Austin’s first documented non-Native settlement came in 1835, when English-speaking Americans began arriving in the area and founded the village of Waterloo on the bank of the Colorado River. According to local folklore, Stephen F. Austin, the “father of Texas,” negotiated a boundary treaty with the local Native Americans at Treaty Oak. This tree, the last of the 24 Comanche Council Oaks, is estimated to be 500 years old, and still stands in the city.
In 1838, Mirabeau Lamar and a band of Texas Rangers visited Waterloo, and favorably impressed, submitted the town as the site for the capital of the Republic of Texas after he was elected its third president. The choice met with much controversy, particularly resistance from Sam Houston, who felt it was tactically insecure, but in 1839, Lamar dispatched a team of surveyors from Houston to set up a grid for the new city, to be named for Stephen Austin, and also set aside land for a university within the city. In 1842, Austin almost lost its status as capital during the Texas Archive War. In the dead of night on December 29, 1842, a group of men were sent to take the archives of Texas from Austin to Washington-on-the-Brazos. Austin residents responded to the threat by forcibly keeping the national archives in their city, in defiance of President Houston's attempts to remove them. Angelina Eberly fired a cannon at the men, who made their escape, only to be caught by another group of men who returned the archives to Austin.

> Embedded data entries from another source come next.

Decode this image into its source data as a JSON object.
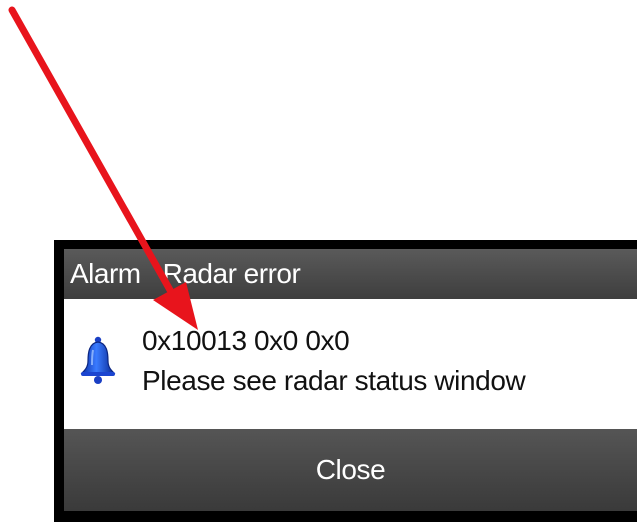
{
  "dialog": {
    "title_label": "Alarm",
    "title_text": "Radar error",
    "message": {
      "line1": "0x10013 0x0 0x0",
      "line2": "Please see radar status window"
    },
    "close_label": "Close"
  },
  "icons": {
    "alarm": "bell-icon",
    "annotation": "red-arrow-annotation"
  },
  "colors": {
    "bell_blue": "#1e4fd6",
    "arrow_red": "#e8141c",
    "dialog_border": "#000000",
    "bar_gray": "#4a4a4a"
  }
}
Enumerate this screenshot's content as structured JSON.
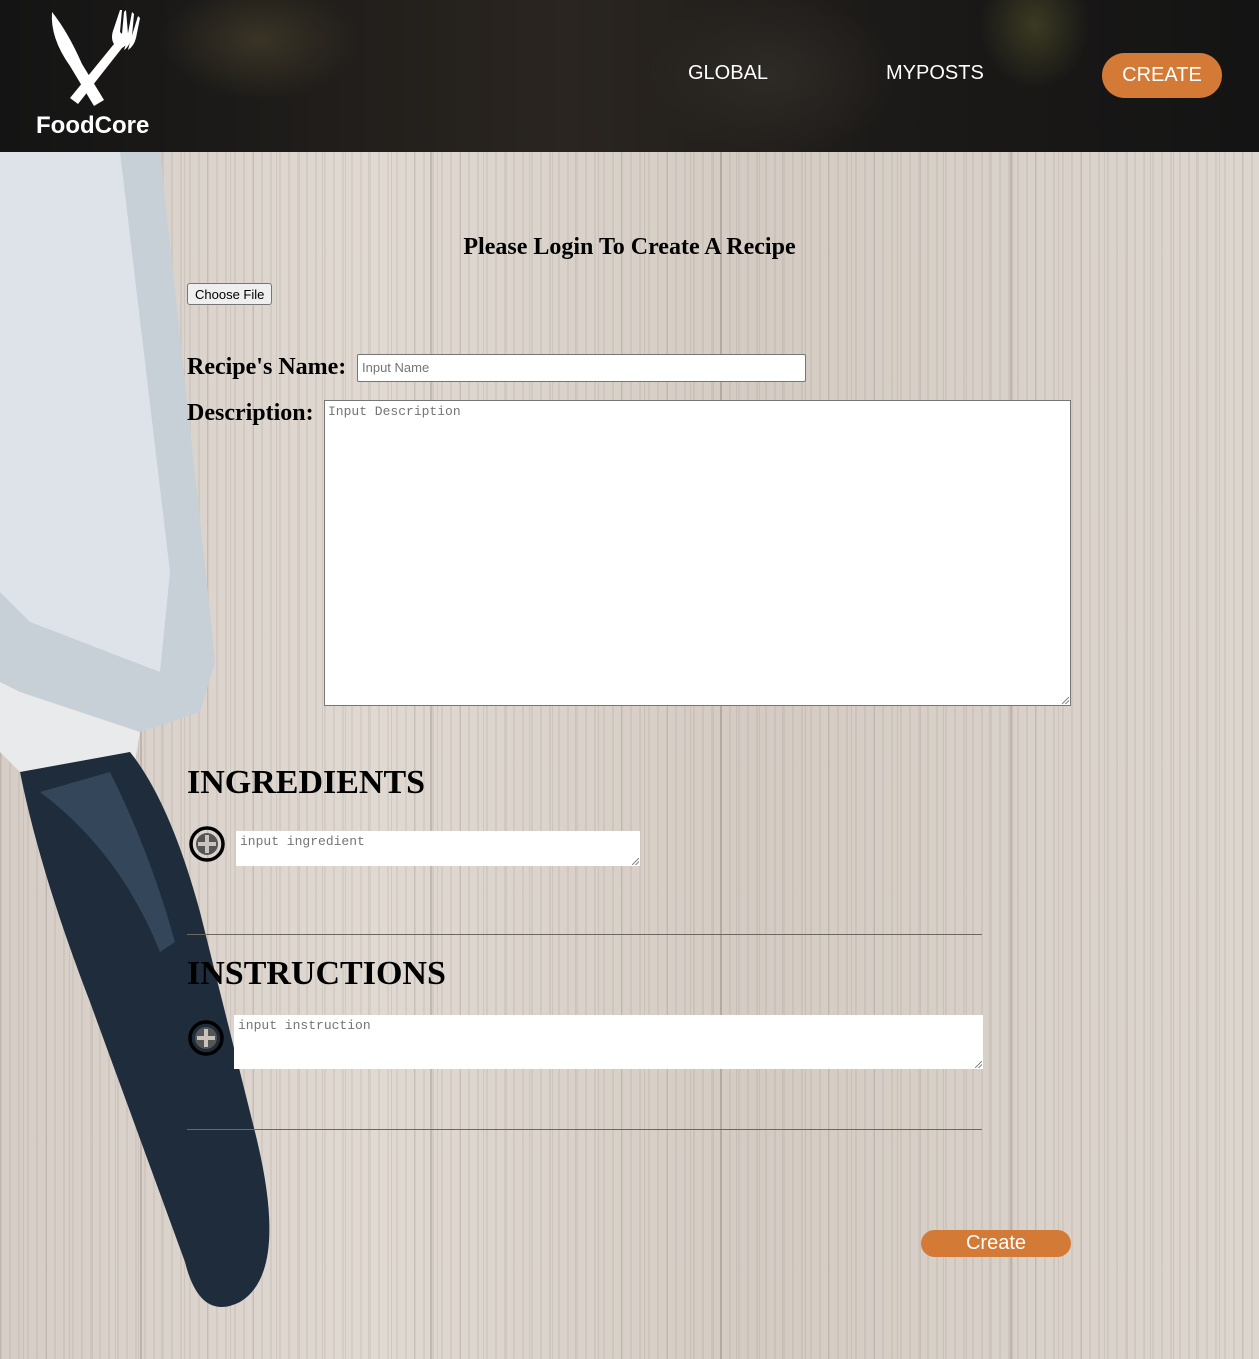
{
  "header": {
    "brand": "FoodCore",
    "nav": {
      "global": "GLOBAL",
      "myposts": "MYPOSTS",
      "create": "CREATE"
    }
  },
  "form": {
    "title": "Please Login To Create A Recipe",
    "file_button": "Choose File",
    "name_label": "Recipe's Name:",
    "name_placeholder": "Input Name",
    "description_label": "Description:",
    "description_placeholder": "Input Description",
    "ingredients_heading": "INGREDIENTS",
    "ingredient_placeholder": "input ingredient",
    "instructions_heading": "INSTRUCTIONS",
    "instruction_placeholder": "input instruction",
    "submit_label": "Create"
  },
  "colors": {
    "accent": "#d37a36",
    "header_bg": "#1a1917"
  },
  "icons": {
    "logo": "knife-fork-icon",
    "add": "plus-circle-icon",
    "file": "file-upload"
  }
}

Texas joined the Union in 1845, and was part of the Confederacy during the American Civil War. It was occupied, afterward, by a federal Garrison led by General George Custer. On Christmas Day 1871, the first train arrived in downtown Austin to great celebration. A decade-long building and population boom followed, as Austin became a mercantile and shipping center for Central Texas. In 1882, construction began on the University of Texas campus.
Austin today, a center of high-tech industry as well as the state capital, also styles itself the “Live Music Capital of the World.” The city’s musical heritage began in 1933 when Threadgill's North, a venue that later hosted renown artists such as Janis Joplin, first opened its doors. The list of performers that have been on stage in Austin includes greats of the big band era, jazz, blues, country, rock, punk, and onward. Many know of the PBS live music show, Austin City Limits, which has hosted over 500 bands since its inception in 1976. Austin is also home to a number of musical festivals, including South by Southwest, the Austin City Limit Music Festival, Carnival Brasileiro, Eeyore’s Birthday Party, First Night Austin, and Batfest.
The Ann W. Richards Congress Avenue Bridge houses the world's largest urban population of Mexican free-tailed bats. Starting in late February, up to 1.5 million bats take up residence inside the bridge's expansion and contraction zones as well as in long horizontal grooves running the length of the bridge's underside, an environment ideally suited for raising their young. Every evening around sunset, the bats emerge in search of insects, an exit visible on weather radar that darkens the skies over the bridge. Watching the bat emergence is an event that is popular with locals and tourists, with more than 100,000 viewers per year. The bats migrate to Mexico each winter.
Amtrak provides both ticketing and baggage services at the Austin station, which is served by two daily trains.